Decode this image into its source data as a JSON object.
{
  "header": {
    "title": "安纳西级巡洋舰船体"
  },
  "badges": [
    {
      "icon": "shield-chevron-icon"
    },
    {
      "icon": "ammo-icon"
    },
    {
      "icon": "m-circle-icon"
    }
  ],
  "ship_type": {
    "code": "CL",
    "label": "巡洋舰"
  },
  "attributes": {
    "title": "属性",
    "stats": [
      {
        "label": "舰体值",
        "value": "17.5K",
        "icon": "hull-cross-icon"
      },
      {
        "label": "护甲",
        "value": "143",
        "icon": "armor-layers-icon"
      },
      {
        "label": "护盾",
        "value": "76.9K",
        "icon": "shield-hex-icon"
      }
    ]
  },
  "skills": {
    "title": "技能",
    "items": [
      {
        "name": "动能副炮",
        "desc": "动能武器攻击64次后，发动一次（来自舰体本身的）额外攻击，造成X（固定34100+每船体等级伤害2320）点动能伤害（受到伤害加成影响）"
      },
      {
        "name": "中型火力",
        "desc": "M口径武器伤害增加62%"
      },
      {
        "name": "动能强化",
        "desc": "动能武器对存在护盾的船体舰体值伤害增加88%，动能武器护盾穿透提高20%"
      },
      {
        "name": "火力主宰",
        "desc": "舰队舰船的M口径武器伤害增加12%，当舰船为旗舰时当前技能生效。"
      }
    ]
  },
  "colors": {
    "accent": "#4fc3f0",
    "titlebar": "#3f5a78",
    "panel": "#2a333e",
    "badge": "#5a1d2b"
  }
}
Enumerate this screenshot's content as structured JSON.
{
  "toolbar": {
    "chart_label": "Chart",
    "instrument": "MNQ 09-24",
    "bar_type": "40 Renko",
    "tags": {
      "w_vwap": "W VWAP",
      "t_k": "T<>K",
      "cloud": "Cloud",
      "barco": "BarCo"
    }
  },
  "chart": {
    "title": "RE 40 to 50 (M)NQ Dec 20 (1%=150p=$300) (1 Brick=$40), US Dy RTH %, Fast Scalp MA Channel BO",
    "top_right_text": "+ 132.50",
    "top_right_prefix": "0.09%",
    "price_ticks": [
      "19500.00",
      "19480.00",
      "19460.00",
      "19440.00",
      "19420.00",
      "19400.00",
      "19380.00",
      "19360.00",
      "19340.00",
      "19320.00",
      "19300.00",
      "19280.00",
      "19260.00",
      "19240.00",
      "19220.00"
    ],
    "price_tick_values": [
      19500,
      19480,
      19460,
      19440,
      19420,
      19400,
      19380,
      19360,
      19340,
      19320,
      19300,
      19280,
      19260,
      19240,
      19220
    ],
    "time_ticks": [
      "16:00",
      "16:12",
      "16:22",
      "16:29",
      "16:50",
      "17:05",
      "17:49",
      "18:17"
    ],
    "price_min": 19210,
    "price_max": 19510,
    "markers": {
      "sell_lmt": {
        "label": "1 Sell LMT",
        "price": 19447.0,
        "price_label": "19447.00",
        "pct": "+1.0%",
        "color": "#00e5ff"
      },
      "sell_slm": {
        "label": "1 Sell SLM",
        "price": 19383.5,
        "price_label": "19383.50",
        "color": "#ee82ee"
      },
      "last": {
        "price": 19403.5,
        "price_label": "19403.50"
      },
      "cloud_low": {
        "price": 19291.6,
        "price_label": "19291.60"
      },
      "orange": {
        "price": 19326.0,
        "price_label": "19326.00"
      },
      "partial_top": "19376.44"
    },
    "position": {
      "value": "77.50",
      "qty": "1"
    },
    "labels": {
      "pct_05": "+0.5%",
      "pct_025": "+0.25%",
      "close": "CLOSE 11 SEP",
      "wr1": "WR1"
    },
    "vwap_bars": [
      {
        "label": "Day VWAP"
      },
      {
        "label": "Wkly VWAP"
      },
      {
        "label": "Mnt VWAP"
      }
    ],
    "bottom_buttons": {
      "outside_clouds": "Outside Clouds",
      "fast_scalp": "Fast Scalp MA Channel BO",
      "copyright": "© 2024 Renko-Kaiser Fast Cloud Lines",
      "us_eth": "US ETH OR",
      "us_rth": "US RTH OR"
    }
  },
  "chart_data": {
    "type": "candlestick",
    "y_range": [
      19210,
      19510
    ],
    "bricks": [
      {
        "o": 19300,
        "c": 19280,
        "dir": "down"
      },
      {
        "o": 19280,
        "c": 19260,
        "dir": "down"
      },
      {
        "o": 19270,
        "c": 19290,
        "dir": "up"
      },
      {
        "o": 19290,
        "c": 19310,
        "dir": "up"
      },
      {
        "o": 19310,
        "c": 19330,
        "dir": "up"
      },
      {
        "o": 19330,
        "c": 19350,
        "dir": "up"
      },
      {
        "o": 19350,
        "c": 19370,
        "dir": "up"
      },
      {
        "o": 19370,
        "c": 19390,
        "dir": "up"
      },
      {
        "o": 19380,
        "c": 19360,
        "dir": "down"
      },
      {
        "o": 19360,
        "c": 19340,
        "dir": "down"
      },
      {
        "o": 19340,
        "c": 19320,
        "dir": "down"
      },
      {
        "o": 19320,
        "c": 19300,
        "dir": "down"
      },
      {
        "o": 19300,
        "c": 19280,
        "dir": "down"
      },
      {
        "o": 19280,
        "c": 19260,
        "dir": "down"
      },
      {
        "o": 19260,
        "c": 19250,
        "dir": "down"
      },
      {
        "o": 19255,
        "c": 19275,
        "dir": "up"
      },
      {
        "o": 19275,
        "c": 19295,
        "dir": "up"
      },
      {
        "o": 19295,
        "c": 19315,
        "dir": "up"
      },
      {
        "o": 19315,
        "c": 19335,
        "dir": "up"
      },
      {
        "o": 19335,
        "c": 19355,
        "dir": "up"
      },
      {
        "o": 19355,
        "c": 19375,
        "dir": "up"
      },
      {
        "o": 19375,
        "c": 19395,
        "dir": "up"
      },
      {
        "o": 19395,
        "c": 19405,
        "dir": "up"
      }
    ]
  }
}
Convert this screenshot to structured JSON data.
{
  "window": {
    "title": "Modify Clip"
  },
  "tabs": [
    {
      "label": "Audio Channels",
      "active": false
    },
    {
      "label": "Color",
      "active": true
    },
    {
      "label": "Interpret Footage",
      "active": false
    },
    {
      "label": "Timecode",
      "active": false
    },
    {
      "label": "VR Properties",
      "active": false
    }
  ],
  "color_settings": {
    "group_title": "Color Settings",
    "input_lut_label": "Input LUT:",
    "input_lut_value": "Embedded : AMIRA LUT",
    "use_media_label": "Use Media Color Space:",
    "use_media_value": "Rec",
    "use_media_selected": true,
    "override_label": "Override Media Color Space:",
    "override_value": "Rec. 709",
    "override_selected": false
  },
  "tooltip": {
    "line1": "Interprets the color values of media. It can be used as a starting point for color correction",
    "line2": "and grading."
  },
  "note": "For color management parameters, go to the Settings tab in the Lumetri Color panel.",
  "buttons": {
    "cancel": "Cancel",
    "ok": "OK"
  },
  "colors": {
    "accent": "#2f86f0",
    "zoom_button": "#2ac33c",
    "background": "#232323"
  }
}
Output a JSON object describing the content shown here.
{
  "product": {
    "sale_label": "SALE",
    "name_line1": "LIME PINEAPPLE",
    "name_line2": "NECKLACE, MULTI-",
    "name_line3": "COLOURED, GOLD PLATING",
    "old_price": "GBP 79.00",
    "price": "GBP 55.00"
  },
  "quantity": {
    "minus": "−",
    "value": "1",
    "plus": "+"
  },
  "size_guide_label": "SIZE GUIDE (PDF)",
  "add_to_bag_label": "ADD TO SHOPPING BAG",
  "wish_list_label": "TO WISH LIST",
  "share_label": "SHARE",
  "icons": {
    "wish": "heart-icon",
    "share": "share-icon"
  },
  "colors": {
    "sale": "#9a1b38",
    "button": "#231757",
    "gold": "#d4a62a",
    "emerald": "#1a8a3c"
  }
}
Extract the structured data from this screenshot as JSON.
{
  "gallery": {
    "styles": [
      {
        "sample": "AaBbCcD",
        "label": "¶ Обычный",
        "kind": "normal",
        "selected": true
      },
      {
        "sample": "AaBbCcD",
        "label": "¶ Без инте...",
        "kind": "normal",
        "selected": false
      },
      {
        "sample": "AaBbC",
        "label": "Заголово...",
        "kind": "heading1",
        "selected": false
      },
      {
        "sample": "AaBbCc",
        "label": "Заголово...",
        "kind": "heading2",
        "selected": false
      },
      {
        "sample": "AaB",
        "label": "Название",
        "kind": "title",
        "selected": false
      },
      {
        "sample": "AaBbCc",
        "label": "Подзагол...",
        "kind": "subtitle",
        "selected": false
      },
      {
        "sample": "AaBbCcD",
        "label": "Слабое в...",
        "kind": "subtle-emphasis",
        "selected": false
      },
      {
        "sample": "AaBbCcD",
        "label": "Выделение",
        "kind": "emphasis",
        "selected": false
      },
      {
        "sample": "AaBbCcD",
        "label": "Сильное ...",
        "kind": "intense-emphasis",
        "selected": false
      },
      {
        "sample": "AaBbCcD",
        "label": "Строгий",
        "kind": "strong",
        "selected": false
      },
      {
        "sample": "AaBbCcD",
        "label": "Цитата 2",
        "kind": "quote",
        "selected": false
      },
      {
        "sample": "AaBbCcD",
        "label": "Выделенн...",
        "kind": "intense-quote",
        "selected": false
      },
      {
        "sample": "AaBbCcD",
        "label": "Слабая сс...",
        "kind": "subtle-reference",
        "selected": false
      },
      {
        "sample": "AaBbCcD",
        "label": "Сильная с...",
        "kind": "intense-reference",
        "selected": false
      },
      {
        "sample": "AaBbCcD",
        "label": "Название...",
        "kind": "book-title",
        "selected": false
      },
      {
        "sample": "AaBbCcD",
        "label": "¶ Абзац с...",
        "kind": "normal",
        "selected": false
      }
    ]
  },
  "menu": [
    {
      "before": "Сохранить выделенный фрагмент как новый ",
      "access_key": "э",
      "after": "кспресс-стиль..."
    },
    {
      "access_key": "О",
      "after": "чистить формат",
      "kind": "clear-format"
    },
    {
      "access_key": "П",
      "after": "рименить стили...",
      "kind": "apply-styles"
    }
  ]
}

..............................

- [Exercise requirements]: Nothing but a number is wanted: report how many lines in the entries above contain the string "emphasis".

- [Task output]: 3